▶ _Work order_
Go over the records and copy every line with the string "days".

── Materials provided

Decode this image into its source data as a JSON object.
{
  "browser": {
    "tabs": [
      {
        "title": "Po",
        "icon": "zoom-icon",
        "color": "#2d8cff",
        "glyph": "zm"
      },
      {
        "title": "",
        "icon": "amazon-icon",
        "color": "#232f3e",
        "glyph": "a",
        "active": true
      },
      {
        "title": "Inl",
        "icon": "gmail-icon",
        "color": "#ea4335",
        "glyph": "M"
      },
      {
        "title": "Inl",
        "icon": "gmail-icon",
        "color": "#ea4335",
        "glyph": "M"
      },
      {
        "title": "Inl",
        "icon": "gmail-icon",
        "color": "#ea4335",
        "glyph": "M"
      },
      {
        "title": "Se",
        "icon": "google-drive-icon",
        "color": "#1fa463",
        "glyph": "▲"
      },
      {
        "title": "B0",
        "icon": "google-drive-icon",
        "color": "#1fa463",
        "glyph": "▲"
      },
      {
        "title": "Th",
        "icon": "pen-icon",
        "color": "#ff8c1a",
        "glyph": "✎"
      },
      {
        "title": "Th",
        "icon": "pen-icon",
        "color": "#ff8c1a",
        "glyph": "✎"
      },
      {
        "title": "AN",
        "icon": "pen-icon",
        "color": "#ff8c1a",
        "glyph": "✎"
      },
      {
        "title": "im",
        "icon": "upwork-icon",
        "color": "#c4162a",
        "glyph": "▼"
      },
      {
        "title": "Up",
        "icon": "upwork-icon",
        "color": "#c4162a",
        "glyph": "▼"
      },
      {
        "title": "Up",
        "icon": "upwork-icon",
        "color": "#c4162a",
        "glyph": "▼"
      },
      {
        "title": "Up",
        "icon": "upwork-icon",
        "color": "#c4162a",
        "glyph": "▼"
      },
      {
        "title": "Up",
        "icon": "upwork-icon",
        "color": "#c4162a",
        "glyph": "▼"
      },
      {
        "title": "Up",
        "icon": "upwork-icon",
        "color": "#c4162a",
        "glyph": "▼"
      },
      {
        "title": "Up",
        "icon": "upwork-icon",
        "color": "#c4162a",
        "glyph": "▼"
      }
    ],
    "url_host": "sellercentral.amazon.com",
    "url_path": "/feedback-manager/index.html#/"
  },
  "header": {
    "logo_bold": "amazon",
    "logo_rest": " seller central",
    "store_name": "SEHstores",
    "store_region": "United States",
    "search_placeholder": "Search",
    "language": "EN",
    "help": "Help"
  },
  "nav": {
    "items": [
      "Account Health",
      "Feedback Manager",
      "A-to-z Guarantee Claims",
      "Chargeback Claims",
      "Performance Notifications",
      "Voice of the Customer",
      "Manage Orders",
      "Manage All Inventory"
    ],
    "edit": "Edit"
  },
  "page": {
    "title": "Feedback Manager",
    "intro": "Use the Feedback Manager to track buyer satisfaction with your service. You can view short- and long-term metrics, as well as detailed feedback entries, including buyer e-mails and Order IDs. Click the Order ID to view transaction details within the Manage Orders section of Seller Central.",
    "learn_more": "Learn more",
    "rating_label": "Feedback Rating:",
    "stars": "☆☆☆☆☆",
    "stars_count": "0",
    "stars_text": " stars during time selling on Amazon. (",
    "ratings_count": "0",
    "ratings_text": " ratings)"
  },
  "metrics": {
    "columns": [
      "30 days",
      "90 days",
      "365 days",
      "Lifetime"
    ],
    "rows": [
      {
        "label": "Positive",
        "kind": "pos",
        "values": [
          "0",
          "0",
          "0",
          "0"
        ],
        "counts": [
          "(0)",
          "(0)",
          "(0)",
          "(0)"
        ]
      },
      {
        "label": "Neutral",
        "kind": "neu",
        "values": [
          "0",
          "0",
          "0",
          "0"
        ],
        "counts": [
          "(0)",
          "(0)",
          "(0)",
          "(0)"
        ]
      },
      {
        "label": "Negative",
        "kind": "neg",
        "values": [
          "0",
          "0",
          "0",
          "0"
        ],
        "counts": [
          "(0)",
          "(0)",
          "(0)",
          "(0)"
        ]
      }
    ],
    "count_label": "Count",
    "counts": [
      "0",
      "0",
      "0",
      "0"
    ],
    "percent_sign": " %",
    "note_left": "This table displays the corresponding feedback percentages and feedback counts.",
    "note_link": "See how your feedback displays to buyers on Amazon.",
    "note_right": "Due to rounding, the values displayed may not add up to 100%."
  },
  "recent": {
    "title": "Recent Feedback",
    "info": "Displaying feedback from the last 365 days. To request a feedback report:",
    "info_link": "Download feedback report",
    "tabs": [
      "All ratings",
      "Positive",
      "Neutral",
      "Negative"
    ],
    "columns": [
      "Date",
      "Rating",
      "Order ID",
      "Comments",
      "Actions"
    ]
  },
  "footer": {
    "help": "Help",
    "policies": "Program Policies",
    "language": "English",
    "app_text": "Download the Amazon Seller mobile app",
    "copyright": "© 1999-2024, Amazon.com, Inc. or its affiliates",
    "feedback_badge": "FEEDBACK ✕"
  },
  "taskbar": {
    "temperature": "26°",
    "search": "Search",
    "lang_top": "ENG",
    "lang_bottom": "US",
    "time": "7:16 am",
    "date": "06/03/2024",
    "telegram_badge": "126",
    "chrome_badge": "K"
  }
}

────

▶ _Exercise solution_
      "30 days",
      "90 days",
      "365 days",
    "info": "Displaying feedback from the last 365 days. To request a feedback report:",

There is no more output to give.